RECORDS FOR THIS TASK
• • • •
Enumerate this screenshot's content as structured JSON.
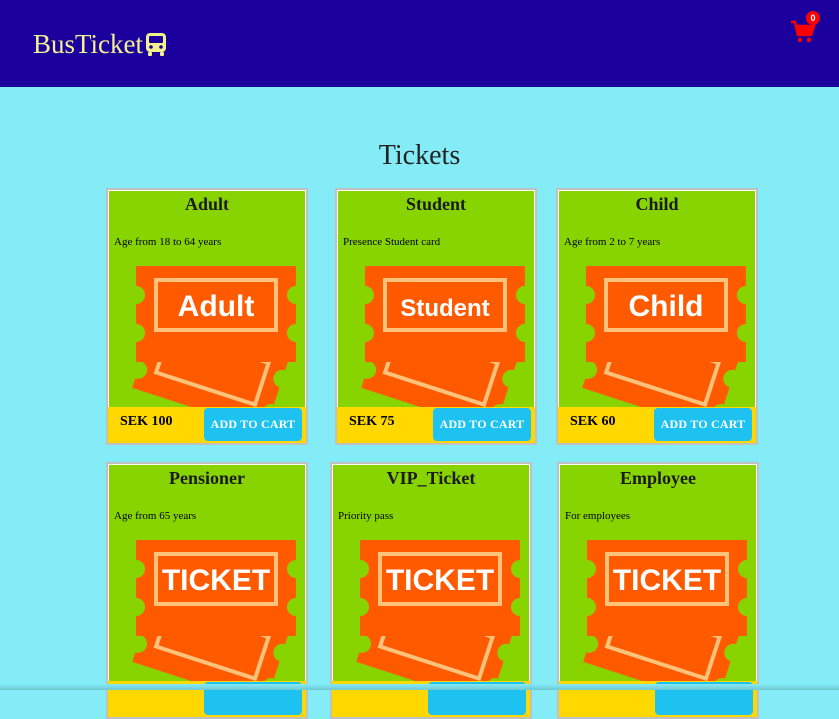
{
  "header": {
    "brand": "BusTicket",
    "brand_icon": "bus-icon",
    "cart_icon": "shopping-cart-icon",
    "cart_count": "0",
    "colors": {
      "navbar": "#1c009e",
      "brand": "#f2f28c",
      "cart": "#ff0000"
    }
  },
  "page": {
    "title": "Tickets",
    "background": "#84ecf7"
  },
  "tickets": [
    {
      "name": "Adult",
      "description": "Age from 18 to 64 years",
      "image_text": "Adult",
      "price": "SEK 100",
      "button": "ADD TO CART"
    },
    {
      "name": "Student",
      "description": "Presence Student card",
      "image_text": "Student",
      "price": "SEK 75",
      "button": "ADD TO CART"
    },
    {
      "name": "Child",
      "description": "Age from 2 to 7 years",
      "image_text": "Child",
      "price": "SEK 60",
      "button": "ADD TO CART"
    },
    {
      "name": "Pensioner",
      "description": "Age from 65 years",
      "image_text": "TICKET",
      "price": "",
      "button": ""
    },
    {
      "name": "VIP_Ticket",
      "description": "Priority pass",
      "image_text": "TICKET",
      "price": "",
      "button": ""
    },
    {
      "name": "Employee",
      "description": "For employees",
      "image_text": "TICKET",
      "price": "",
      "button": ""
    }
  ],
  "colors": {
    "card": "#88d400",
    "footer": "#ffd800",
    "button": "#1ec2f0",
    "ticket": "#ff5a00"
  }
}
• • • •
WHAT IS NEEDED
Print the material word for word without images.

ANSWER
Enumerate this screenshot's content as structured JSON.
{
  "header": {
    "brand": "BusTicket",
    "brand_icon": "bus-icon",
    "cart_icon": "shopping-cart-icon",
    "cart_count": "0",
    "colors": {
      "navbar": "#1c009e",
      "brand": "#f2f28c",
      "cart": "#ff0000"
    }
  },
  "page": {
    "title": "Tickets",
    "background": "#84ecf7"
  },
  "tickets": [
    {
      "name": "Adult",
      "description": "Age from 18 to 64 years",
      "image_text": "Adult",
      "price": "SEK 100",
      "button": "ADD TO CART"
    },
    {
      "name": "Student",
      "description": "Presence Student card",
      "image_text": "Student",
      "price": "SEK 75",
      "button": "ADD TO CART"
    },
    {
      "name": "Child",
      "description": "Age from 2 to 7 years",
      "image_text": "Child",
      "price": "SEK 60",
      "button": "ADD TO CART"
    },
    {
      "name": "Pensioner",
      "description": "Age from 65 years",
      "image_text": "TICKET",
      "price": "",
      "button": ""
    },
    {
      "name": "VIP_Ticket",
      "description": "Priority pass",
      "image_text": "TICKET",
      "price": "",
      "button": ""
    },
    {
      "name": "Employee",
      "description": "For employees",
      "image_text": "TICKET",
      "price": "",
      "button": ""
    }
  ],
  "colors": {
    "card": "#88d400",
    "footer": "#ffd800",
    "button": "#1ec2f0",
    "ticket": "#ff5a00"
  }
}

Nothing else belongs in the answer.